▶ **Work required**
Only lines with the word "modal" belong in the answer; copy them from the records below.
[[ Dataset content open ]]
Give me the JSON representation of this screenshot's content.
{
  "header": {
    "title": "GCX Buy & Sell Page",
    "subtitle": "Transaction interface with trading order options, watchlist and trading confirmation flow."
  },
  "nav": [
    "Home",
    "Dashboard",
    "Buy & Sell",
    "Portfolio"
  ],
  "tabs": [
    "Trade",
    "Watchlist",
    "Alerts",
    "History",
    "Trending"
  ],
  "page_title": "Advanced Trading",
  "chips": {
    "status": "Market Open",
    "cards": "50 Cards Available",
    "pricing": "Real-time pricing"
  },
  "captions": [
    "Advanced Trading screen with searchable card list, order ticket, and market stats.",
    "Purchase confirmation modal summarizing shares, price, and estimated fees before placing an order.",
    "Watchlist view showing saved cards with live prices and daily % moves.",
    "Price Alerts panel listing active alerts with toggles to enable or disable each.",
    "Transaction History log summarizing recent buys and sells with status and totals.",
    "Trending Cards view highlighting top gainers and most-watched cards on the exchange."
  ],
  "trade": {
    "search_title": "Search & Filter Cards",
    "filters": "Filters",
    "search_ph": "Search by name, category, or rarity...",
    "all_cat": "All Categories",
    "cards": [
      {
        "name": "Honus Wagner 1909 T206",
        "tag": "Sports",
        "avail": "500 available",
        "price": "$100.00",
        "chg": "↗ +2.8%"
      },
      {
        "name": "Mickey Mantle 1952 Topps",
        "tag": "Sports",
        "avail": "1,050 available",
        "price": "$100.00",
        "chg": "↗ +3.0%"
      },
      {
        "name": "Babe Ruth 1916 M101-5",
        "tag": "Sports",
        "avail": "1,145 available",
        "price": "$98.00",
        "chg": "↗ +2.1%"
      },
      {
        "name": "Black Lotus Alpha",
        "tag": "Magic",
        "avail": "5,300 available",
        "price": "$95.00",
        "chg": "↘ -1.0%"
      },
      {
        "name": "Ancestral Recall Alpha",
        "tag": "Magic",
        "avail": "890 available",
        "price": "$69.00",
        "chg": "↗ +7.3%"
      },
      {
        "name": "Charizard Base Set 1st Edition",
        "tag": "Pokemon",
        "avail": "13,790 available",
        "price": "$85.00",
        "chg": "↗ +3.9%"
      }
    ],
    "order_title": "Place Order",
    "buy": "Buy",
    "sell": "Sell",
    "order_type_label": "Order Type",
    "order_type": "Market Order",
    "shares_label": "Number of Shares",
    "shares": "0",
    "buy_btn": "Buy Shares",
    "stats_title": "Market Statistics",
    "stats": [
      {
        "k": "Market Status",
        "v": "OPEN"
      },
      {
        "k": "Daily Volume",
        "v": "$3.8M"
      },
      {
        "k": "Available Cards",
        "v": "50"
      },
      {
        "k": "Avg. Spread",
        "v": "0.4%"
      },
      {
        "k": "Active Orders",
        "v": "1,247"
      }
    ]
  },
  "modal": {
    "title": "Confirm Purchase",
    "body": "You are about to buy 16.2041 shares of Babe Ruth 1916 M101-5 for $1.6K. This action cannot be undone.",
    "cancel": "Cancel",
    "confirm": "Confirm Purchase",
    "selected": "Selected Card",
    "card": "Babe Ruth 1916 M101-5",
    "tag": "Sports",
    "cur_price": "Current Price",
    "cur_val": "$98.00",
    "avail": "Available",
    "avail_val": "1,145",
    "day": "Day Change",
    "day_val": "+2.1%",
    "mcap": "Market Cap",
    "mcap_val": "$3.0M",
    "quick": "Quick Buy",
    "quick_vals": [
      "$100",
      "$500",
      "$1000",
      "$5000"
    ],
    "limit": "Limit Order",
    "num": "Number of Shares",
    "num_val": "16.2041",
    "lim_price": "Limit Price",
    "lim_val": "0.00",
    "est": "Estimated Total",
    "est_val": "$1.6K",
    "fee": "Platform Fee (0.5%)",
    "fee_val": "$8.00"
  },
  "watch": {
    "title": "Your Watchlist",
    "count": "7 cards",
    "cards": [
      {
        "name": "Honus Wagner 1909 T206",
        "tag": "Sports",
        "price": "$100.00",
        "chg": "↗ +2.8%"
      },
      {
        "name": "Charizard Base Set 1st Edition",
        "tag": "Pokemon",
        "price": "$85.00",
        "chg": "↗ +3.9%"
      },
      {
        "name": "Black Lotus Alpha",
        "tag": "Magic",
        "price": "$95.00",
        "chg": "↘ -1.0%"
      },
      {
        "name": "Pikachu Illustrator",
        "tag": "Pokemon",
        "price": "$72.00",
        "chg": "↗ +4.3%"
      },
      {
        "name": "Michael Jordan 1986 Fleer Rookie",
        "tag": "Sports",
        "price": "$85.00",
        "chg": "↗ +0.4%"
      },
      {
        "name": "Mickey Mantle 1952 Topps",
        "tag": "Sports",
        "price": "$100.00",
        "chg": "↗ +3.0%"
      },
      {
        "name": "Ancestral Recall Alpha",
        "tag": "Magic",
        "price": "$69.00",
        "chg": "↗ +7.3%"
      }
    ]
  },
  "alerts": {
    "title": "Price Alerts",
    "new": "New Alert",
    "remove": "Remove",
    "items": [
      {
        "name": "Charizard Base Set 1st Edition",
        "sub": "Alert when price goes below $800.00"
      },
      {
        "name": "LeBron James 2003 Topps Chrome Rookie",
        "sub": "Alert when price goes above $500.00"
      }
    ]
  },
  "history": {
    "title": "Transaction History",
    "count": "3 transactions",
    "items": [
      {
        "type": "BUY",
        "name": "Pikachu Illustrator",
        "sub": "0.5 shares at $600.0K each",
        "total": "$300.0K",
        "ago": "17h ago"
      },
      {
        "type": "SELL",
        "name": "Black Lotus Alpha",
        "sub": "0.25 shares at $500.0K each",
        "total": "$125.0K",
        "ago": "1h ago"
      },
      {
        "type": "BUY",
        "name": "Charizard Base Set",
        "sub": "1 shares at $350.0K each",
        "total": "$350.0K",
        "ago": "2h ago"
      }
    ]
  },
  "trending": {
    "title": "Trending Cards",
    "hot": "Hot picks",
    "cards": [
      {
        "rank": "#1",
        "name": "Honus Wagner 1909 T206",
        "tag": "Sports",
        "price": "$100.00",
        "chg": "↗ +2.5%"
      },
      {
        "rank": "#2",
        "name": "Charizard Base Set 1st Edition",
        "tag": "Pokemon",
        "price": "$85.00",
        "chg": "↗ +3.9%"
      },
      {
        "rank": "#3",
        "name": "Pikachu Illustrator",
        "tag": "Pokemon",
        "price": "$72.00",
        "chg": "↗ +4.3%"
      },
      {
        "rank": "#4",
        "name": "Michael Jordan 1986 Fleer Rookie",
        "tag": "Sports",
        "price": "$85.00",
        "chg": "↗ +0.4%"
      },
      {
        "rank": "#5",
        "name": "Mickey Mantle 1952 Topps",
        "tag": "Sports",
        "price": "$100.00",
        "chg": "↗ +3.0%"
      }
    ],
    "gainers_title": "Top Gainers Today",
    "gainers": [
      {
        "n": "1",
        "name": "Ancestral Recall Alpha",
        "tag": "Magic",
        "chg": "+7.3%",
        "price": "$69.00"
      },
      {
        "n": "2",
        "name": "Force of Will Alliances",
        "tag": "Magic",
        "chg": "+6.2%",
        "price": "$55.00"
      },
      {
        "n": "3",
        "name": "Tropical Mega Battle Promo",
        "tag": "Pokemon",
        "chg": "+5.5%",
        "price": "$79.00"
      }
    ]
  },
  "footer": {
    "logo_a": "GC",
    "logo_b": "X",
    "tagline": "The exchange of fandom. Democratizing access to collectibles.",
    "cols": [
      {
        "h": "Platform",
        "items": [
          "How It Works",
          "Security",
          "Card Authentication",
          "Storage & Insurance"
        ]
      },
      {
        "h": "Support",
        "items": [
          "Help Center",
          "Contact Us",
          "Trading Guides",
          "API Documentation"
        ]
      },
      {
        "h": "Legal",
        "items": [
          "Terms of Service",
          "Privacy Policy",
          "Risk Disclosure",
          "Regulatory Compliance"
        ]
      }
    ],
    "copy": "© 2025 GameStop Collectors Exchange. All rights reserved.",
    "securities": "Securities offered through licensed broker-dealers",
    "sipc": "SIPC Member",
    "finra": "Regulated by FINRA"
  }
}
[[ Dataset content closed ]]
▶ **Solution to this problem**
    "Purchase confirmation modal summarizing shares, price, and estimated fees before placing an order.",
  "modal": {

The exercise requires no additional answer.